**Dataset records**
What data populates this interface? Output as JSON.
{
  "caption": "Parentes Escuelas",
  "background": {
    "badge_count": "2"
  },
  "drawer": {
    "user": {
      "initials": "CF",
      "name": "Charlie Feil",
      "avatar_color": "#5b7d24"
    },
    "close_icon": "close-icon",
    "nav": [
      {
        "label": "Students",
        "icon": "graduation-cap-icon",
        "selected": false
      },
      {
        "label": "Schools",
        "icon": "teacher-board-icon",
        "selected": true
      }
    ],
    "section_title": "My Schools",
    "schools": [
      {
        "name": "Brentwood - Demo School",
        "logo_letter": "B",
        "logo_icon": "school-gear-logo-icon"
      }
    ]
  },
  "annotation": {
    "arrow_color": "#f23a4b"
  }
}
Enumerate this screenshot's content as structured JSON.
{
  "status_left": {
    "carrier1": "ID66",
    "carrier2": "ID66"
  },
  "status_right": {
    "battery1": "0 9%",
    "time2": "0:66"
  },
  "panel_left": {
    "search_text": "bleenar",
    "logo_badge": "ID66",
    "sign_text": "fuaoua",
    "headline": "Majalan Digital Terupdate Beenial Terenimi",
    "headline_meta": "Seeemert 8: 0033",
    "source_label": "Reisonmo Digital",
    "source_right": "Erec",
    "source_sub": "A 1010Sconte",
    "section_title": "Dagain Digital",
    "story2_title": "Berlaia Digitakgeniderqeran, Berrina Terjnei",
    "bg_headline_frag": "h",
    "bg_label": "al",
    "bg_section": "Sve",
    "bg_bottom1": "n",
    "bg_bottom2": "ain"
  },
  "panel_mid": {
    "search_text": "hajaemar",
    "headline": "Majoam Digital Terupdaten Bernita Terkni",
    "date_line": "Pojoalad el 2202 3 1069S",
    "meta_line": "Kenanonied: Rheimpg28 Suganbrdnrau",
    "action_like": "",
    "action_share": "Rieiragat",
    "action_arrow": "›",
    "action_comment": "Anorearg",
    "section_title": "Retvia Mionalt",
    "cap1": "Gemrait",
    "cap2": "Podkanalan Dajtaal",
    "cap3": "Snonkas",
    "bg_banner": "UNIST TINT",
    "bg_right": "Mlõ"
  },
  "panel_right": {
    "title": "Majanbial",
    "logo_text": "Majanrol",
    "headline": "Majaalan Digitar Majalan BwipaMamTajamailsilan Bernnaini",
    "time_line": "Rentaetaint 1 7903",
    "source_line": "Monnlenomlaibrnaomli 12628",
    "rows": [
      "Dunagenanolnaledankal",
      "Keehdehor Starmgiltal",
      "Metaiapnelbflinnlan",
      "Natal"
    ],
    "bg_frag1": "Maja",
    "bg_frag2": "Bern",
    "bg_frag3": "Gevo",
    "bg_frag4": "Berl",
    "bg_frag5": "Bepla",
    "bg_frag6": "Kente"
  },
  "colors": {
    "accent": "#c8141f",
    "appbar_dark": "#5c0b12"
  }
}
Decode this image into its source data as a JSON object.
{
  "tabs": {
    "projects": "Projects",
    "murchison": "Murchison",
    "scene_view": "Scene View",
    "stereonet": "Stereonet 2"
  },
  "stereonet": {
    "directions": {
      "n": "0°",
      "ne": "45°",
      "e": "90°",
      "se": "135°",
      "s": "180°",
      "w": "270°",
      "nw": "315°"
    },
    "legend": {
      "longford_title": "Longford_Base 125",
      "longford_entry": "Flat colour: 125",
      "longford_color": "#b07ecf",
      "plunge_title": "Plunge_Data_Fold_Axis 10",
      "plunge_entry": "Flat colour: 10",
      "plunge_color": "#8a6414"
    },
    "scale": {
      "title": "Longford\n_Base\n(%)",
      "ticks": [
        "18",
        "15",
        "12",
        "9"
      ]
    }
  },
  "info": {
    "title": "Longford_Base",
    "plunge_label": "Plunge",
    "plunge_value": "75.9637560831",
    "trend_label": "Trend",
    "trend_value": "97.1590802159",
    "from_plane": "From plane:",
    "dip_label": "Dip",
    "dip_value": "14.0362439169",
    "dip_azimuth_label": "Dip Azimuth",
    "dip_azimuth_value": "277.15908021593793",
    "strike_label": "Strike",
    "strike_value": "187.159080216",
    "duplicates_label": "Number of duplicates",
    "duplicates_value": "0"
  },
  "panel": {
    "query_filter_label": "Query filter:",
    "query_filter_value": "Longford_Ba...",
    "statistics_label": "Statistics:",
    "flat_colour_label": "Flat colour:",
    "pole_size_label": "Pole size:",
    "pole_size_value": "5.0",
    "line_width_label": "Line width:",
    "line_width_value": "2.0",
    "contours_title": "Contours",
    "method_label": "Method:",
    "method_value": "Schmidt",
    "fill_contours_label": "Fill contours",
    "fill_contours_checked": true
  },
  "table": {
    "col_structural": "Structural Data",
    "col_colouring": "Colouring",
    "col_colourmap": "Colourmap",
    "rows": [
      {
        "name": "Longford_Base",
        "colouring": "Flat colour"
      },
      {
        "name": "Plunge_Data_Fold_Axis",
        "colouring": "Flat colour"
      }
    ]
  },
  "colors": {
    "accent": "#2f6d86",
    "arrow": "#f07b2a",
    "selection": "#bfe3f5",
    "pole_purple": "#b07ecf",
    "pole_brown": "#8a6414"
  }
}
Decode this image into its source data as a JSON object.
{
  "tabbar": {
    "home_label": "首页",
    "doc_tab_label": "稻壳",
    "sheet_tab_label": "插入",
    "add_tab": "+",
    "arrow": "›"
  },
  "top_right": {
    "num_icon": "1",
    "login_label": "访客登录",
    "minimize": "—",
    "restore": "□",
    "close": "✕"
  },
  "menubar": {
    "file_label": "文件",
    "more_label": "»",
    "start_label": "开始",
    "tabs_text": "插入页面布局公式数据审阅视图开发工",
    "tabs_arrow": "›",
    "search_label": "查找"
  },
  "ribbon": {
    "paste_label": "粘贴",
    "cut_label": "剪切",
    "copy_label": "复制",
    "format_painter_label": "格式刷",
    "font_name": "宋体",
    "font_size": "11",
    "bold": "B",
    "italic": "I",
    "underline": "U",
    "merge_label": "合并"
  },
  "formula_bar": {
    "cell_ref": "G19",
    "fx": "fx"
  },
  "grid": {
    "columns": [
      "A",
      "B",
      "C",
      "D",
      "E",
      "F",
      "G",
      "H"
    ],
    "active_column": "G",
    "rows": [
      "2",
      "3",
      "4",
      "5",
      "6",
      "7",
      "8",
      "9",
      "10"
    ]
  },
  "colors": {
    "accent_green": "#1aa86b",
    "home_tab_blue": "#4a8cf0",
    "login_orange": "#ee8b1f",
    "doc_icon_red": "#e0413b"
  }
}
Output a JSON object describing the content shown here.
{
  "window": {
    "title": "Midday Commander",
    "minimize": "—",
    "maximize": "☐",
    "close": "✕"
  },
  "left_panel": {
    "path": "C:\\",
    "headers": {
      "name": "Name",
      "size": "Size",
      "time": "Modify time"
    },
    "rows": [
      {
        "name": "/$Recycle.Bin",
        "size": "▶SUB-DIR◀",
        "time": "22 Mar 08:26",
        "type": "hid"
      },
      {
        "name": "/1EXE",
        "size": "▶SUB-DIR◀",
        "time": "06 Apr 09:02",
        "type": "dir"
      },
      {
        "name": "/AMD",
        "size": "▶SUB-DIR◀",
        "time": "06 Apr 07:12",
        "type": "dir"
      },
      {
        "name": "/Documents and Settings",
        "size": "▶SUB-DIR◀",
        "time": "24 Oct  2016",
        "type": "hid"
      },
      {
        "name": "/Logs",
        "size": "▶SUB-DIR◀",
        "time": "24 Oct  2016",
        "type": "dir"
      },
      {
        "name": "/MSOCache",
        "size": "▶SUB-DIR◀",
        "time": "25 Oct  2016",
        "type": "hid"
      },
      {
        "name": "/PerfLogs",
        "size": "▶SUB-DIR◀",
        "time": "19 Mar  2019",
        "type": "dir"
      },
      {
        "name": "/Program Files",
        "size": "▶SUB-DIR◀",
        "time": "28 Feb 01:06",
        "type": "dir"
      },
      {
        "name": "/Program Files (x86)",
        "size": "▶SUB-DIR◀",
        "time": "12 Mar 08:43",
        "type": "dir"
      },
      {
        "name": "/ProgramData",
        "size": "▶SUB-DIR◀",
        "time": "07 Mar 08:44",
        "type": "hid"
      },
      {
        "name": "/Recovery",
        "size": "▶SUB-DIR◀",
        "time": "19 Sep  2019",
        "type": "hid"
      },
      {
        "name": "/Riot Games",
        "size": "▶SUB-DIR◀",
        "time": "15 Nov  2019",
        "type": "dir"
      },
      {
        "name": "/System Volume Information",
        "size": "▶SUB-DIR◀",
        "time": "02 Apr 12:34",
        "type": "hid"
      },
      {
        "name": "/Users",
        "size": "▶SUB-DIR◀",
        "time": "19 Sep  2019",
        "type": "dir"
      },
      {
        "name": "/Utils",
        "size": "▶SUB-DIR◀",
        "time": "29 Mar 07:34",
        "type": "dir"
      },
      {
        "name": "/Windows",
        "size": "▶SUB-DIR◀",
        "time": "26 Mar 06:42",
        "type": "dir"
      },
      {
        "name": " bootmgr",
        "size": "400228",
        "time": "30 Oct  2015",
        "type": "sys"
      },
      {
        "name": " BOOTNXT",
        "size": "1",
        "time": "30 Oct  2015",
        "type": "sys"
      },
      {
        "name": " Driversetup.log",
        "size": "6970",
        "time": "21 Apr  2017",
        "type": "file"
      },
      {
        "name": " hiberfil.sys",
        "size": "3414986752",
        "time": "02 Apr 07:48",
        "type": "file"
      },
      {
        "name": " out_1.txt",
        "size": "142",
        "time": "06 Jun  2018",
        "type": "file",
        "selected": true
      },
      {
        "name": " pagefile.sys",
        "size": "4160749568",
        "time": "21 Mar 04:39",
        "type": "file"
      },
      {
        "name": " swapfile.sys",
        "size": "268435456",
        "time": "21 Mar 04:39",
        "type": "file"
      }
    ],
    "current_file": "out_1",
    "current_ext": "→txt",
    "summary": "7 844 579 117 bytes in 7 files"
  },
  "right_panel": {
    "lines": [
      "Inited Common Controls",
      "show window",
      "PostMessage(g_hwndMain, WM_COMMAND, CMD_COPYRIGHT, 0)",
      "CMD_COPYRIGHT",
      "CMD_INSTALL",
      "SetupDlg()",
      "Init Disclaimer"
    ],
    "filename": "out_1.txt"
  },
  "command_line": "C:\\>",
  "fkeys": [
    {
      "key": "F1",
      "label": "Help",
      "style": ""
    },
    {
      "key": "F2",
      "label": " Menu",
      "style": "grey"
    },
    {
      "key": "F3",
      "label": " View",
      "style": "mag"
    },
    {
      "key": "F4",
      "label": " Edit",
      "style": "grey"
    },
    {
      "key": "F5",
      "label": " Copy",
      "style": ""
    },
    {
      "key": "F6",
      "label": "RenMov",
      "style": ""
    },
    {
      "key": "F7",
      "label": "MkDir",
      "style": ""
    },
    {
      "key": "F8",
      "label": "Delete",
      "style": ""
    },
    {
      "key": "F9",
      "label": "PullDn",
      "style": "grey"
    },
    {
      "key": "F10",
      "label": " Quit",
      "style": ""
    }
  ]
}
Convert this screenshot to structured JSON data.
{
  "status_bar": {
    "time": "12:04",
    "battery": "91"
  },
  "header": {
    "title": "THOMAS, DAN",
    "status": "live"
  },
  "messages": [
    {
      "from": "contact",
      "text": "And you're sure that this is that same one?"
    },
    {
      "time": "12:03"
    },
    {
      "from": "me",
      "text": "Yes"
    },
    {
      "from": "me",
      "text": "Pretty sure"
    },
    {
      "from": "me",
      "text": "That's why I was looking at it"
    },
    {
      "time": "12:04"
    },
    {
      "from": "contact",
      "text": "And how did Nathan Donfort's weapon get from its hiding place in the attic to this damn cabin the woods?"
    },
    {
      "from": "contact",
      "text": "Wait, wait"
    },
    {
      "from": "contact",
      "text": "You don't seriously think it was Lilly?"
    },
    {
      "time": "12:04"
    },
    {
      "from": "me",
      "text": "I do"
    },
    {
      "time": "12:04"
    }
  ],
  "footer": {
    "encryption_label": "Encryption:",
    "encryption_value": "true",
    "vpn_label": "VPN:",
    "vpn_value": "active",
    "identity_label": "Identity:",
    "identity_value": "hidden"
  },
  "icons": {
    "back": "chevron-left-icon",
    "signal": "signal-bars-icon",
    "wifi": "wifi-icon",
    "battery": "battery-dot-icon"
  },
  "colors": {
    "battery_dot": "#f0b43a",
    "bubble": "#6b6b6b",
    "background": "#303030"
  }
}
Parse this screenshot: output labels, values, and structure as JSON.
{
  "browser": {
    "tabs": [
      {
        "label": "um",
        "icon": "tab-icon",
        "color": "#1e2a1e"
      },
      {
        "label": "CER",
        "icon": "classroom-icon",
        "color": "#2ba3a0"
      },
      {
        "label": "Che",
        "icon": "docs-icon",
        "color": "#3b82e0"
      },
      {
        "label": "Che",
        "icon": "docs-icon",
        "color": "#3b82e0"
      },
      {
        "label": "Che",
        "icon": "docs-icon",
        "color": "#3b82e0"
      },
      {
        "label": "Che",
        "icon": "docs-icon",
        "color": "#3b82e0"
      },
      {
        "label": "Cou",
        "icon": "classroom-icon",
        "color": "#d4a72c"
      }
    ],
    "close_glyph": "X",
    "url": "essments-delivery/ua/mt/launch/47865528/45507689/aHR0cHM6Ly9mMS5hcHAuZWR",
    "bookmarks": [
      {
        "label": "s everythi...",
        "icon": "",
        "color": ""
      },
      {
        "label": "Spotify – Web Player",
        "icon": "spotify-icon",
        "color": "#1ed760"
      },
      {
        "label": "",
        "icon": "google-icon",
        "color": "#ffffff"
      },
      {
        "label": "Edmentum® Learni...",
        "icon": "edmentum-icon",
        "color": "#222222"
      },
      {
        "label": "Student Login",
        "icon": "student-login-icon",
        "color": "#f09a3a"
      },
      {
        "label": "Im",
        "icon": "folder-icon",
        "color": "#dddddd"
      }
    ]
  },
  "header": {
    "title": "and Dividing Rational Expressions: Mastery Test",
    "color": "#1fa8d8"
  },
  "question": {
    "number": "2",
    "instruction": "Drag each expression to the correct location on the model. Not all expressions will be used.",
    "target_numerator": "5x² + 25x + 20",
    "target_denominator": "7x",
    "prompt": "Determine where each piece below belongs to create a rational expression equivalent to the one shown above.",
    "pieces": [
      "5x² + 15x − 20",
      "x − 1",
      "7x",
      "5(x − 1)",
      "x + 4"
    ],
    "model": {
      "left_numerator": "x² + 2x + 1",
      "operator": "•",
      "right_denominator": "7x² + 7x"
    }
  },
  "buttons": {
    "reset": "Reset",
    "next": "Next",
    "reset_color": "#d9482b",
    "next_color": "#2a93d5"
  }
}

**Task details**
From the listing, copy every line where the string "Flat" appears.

**Answer for the task**
      "longford_entry": "Flat colour: 125",
      "plunge_entry": "Flat colour: 10",
    "flat_colour_label": "Flat colour:",
        "colouring": "Flat colour"
        "colouring": "Flat colour"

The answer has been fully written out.